EU diplomates are rejecting bans raised by the Eastern European counties of Poland, Hungary and Slovakia on imports of Ukrainian grain and food products. The countries said the measures were necessary to protect their farming sectors from cheap imports.
Christopher Barrett is an agricultural and development economist whose research centers on food insecurity and global food markets. He says the import bans would only provide only short-term support for those nations’ farmers, while inflicting considerable harm on Ukraine.
“The bans will directly hurt Ukrainian farmers by driving down the prices they earn while they suffer already from manpower shortages, and land and equipment lost to the war Russia launched. If the bans lead to increased losses of perishable foods due to storage constraints, they could also aggravate food price inflation that has increased the number of undernourished people globally over the past two-plus years.
“The solution is straightforward—the EU can, and should, commit to buy Ukrainian grain immediately to ship to food importing, low-income countries facing high food prices and struggling to afford imports today.
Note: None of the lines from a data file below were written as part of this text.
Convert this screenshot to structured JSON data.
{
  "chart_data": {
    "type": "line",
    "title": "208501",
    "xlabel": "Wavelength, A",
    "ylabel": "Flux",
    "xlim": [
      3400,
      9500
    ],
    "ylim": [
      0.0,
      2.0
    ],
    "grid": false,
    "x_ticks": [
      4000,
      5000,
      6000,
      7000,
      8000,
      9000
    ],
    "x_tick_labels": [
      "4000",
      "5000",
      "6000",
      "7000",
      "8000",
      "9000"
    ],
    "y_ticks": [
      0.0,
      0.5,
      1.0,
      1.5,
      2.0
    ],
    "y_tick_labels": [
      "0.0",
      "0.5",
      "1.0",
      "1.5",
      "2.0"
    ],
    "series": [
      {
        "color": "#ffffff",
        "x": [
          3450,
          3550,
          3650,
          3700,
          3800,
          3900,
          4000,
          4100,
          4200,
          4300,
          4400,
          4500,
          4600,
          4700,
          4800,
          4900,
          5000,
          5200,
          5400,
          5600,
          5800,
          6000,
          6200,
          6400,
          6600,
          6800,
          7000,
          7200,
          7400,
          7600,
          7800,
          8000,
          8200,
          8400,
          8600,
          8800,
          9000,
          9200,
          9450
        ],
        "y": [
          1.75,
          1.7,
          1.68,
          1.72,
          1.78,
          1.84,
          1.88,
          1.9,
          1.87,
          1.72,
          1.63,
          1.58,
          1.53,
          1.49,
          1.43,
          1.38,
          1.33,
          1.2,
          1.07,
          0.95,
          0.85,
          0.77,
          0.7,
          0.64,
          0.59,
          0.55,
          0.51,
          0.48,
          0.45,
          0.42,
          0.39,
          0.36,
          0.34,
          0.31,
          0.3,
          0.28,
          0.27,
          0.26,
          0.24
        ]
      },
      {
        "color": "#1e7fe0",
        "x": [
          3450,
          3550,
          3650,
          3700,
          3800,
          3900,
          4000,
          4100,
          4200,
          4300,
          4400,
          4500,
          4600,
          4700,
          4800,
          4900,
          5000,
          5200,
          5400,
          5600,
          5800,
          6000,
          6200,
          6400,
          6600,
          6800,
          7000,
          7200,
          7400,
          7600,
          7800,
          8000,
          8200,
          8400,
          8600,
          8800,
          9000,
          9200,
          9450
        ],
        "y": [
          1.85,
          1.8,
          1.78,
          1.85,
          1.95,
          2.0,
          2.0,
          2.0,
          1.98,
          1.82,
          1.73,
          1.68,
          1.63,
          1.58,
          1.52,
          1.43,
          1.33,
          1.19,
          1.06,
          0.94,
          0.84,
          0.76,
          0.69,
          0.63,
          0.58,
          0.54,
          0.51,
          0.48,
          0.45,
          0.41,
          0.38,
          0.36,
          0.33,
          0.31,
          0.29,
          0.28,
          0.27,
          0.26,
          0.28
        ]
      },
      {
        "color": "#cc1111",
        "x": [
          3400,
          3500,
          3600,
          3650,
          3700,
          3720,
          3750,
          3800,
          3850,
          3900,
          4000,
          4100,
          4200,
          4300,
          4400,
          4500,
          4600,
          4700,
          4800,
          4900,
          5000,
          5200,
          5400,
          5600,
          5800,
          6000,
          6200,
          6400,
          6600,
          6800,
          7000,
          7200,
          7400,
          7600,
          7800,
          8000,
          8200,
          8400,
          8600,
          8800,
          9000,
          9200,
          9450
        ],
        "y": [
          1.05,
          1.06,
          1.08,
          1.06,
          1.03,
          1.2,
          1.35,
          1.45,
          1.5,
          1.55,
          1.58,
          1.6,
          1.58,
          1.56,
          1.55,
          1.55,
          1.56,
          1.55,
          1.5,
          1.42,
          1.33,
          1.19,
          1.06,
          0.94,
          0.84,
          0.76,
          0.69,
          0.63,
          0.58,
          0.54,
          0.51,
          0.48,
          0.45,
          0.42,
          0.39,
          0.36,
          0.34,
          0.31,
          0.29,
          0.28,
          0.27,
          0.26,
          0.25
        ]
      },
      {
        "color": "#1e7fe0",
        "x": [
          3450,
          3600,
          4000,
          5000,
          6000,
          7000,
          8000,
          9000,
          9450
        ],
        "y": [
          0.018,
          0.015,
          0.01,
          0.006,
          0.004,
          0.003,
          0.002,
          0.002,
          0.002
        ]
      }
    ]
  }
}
“That would relieve pressure on domestic farmers in the EU while simultaneously supporting Ukraine and humanitarian operations worldwide. Only 13% of the resources needed for UN humanitarian appeals have been met thus far this year and the European Commission has provided only 7% of that amount, far less than its fair share (by comparison, the US has provided 48%).”